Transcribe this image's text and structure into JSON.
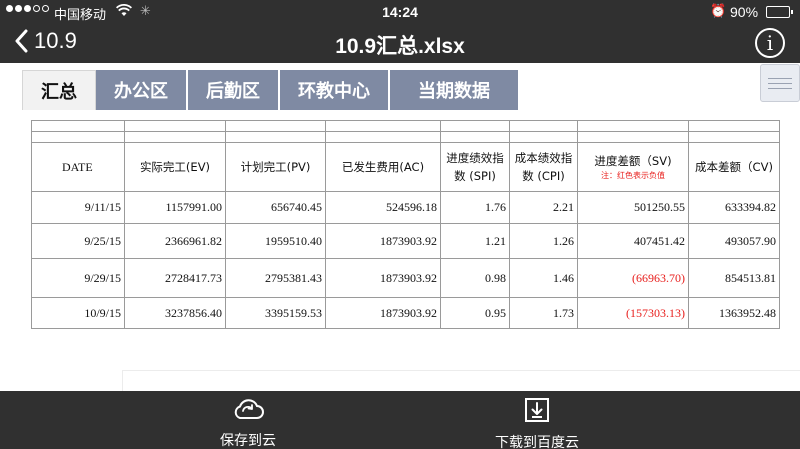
{
  "status_bar": {
    "carrier": "中国移动",
    "time": "14:24",
    "battery_percent": "90%",
    "battery_level": 0.9
  },
  "nav": {
    "back_label": "10.9",
    "title": "10.9汇总.xlsx",
    "info_label": "i"
  },
  "tabs": [
    {
      "label": "汇总",
      "active": true
    },
    {
      "label": "办公区",
      "active": false
    },
    {
      "label": "后勤区",
      "active": false
    },
    {
      "label": "环教中心",
      "active": false
    },
    {
      "label": "当期数据",
      "active": false
    }
  ],
  "table": {
    "headers": {
      "date": "DATE",
      "ev": "实际完工(EV)",
      "pv": "计划完工(PV)",
      "ac": "已发生费用(AC)",
      "spi": "进度绩效指数 (SPI)",
      "cpi": "成本绩效指数 (CPI)",
      "sv": "进度差额（SV)",
      "sv_note": "注：红色表示负值",
      "cv": "成本差额（CV)"
    },
    "rows": [
      {
        "date": "9/11/15",
        "ev": "1157991.00",
        "pv": "656740.45",
        "ac": "524596.18",
        "spi": "1.76",
        "cpi": "2.21",
        "sv": "501250.55",
        "cv": "633394.82"
      },
      {
        "date": "9/25/15",
        "ev": "2366961.82",
        "pv": "1959510.40",
        "ac": "1873903.92",
        "spi": "1.21",
        "cpi": "1.26",
        "sv": "407451.42",
        "cv": "493057.90"
      },
      {
        "date": "9/29/15",
        "ev": "2728417.73",
        "pv": "2795381.43",
        "ac": "1873903.92",
        "spi": "0.98",
        "cpi": "1.46",
        "sv": "(66963.70)",
        "cv": "854513.81"
      },
      {
        "date": "10/9/15",
        "ev": "3237856.40",
        "pv": "3395159.53",
        "ac": "1873903.92",
        "spi": "0.95",
        "cpi": "1.73",
        "sv": "(157303.13)",
        "cv": "1363952.48"
      }
    ],
    "negative_color": "#e8201e"
  },
  "bottom_bar": {
    "save_label": "保存到云",
    "download_label": "下载到百度云"
  },
  "colors": {
    "bar_background": "#303030",
    "tab_inactive": "#7f8aa3",
    "tab_active": "#f2f2f2"
  }
}
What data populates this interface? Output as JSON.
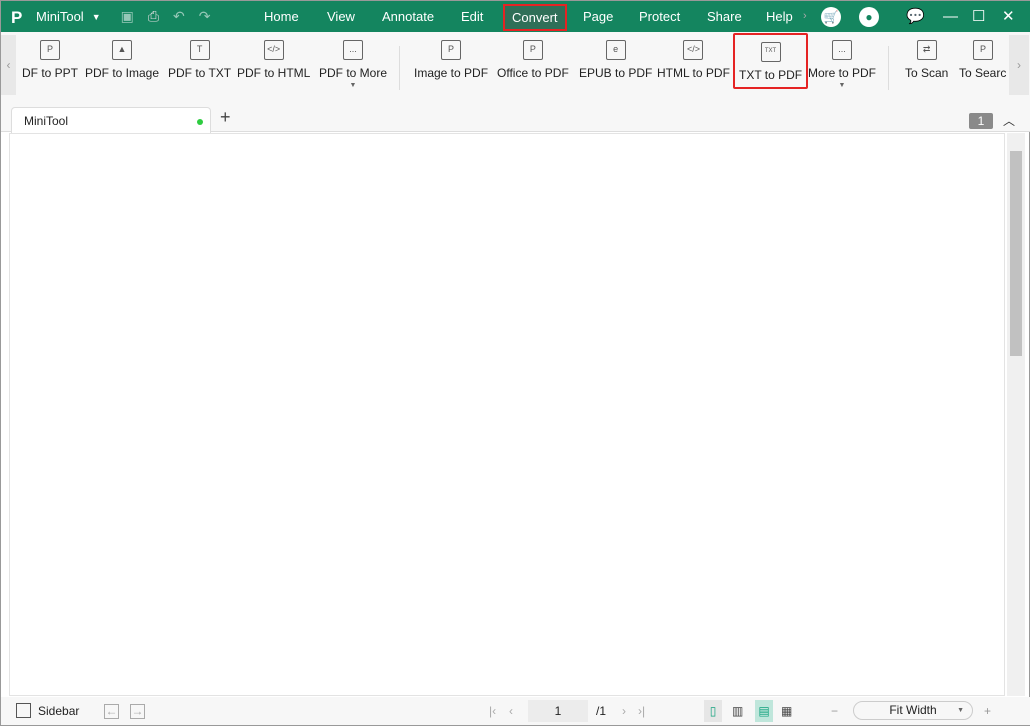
{
  "app": {
    "name": "MiniTool",
    "logo": "P"
  },
  "menu": [
    "Home",
    "View",
    "Annotate",
    "Edit",
    "Convert",
    "Page",
    "Protect",
    "Share",
    "Help"
  ],
  "active_menu": "Convert",
  "ribbon": [
    {
      "label": "DF to PPT",
      "icon": "P"
    },
    {
      "label": "PDF to Image",
      "icon": "▲"
    },
    {
      "label": "PDF to TXT",
      "icon": "T"
    },
    {
      "label": "PDF to HTML",
      "icon": "</>"
    },
    {
      "label": "PDF to More",
      "icon": "..."
    },
    {
      "label": "Image to PDF",
      "icon": "P"
    },
    {
      "label": "Office to PDF",
      "icon": "P"
    },
    {
      "label": "EPUB to PDF",
      "icon": "e"
    },
    {
      "label": "HTML to PDF",
      "icon": "</>"
    },
    {
      "label": "TXT to PDF",
      "icon": "TXT"
    },
    {
      "label": "More to PDF",
      "icon": "..."
    },
    {
      "label": "To Scan",
      "icon": "⇄"
    },
    {
      "label": "To Search",
      "icon": "P"
    }
  ],
  "highlight_color": "#e52323",
  "brand_color": "#14855f",
  "tab": {
    "label": "MiniTool",
    "page_count": "1"
  },
  "status": {
    "sidebar": "Sidebar",
    "page_input": "1",
    "page_total": "/1",
    "zoom": "Fit Width"
  }
}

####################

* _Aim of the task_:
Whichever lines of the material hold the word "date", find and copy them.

* _Task result_:
      "date": "DATE",
        "date": "9/11/15",
        "date": "9/25/15",
        "date": "9/29/15",
        "date": "10/9/15",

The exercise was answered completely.